> **About this exercise**:
Filter the entries below down to the lines that hold "science".

══ Dataset records

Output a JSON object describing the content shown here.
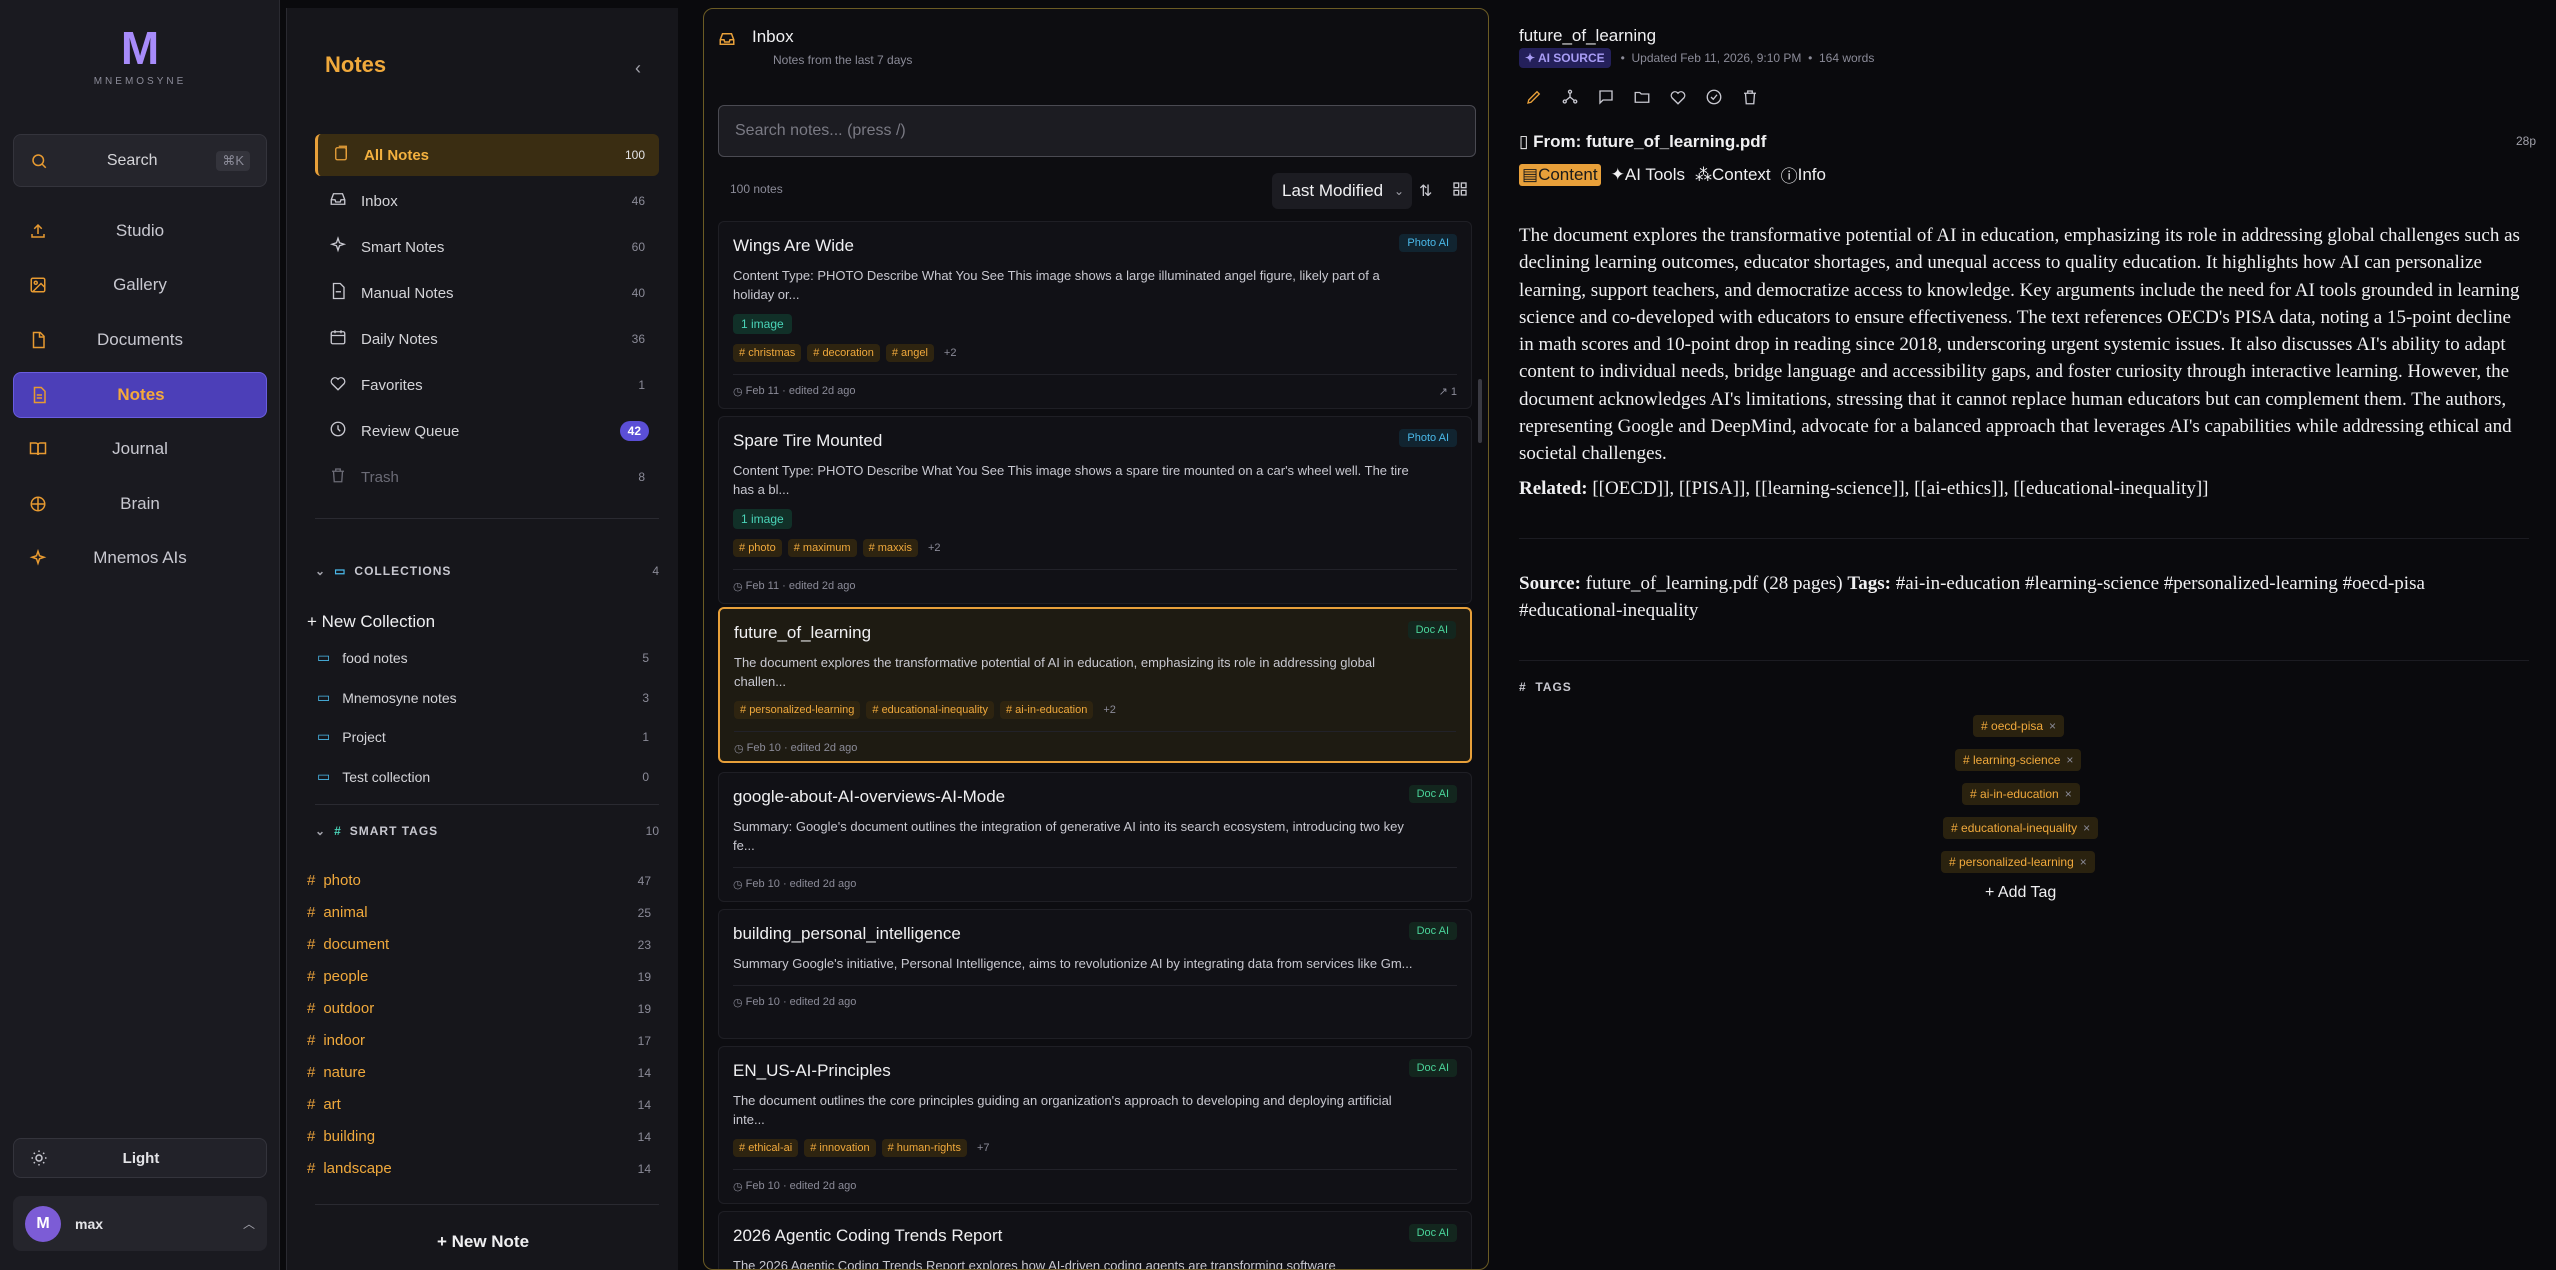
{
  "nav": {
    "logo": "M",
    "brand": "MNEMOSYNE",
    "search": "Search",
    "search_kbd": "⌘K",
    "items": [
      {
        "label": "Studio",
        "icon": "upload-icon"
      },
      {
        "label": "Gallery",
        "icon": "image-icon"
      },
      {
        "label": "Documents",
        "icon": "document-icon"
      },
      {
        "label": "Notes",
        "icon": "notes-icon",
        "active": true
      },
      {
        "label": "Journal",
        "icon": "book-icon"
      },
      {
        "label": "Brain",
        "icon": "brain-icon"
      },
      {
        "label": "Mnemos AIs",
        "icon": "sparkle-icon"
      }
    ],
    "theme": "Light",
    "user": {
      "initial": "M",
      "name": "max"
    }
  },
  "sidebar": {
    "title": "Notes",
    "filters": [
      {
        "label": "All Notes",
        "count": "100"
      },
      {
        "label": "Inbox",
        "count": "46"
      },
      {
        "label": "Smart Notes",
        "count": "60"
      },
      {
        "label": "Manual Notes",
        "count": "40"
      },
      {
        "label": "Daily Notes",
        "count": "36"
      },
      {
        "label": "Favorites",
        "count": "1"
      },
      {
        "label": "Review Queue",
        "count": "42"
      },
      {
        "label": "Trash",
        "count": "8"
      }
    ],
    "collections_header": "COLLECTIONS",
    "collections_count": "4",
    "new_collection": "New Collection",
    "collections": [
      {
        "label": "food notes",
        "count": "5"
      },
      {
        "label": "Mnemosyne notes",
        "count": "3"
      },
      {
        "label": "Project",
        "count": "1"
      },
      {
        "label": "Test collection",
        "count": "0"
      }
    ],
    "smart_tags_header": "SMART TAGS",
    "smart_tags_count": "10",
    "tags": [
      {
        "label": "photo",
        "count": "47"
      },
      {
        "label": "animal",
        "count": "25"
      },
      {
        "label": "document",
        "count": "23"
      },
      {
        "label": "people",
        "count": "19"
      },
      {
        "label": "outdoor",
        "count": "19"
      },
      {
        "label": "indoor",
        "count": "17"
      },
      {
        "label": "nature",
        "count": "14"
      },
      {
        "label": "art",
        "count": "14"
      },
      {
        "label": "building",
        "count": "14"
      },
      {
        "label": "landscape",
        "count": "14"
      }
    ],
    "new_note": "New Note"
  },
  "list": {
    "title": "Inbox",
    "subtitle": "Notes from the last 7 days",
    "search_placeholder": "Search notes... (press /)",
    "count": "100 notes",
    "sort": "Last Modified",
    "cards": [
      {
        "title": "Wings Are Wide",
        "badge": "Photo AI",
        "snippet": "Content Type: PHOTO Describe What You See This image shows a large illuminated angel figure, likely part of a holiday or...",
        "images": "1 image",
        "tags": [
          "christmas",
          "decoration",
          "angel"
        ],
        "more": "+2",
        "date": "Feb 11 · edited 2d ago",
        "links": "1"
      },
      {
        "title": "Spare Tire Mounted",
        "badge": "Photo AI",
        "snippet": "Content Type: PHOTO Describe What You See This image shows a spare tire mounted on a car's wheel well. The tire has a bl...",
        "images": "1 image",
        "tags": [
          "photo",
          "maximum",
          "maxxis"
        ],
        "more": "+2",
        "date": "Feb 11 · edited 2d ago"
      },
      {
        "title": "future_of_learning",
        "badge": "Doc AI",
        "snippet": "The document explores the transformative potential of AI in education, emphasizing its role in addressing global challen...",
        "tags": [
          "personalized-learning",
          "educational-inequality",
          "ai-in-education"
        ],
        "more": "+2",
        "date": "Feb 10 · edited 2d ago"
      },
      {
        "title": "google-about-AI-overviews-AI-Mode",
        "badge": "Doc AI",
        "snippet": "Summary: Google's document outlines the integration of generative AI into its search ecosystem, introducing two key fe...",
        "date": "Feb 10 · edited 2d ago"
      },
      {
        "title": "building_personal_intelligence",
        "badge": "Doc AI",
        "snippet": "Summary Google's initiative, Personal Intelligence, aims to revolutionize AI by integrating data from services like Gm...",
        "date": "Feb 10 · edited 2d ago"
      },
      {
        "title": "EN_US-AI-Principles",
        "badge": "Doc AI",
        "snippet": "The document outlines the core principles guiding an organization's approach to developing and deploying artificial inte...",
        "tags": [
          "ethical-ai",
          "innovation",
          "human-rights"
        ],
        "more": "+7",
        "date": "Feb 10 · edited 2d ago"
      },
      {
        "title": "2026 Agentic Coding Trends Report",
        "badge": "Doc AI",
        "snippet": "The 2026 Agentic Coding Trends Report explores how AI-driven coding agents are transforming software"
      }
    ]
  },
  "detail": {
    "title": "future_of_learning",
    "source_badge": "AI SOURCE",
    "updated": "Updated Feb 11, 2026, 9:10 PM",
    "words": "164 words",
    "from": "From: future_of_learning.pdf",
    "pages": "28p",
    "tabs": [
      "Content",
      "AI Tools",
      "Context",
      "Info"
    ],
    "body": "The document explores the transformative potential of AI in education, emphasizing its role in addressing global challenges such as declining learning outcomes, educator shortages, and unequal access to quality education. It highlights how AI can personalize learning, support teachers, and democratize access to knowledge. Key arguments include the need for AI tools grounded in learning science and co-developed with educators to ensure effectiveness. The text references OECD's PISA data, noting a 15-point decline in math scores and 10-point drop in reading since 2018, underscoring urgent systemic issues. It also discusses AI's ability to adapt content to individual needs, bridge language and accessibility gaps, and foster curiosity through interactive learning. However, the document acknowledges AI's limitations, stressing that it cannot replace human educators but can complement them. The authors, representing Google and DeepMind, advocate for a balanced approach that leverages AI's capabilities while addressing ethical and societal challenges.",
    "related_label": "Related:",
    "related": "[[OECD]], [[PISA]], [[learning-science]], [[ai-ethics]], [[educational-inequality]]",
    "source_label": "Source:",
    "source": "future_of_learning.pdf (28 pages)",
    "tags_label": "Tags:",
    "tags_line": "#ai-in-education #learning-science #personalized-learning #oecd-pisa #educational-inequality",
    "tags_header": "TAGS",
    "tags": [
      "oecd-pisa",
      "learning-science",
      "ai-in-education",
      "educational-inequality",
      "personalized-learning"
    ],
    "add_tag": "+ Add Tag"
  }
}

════

> **Result**:
    "body": "The document explores the transformative potential of AI in education, emphasizing its role in addressing global challenges such as declining learning outcomes, educator shortages, and unequal access to quality education. It highlights how AI can personalize learning, support teachers, and democratize access to knowledge. Key arguments include the need for AI tools grounded in learning science and co-developed with educators to ensure effectiveness. The text references OECD's PISA data, noting a 15-point decline in math scores and 10-point drop in reading since 2018, underscoring urgent systemic issues. It also discusses AI's ability to adapt content to individual needs, bridge language and accessibility gaps, and foster curiosity through interactive learning. However, the document acknowledges AI's limitations, stressing that it cannot replace human educators but can complement them. The authors, representing Google and DeepMind, advocate for a balanced approach that leverages AI's capabilities while addressing ethical and societal challenges.",
    "related": "[[OECD]], [[PISA]], [[learning-science]], [[ai-ethics]], [[educational-inequality]]",
    "tags_line": "#ai-in-education #learning-science #personalized-learning #oecd-pisa #educational-inequality",
      "learning-science",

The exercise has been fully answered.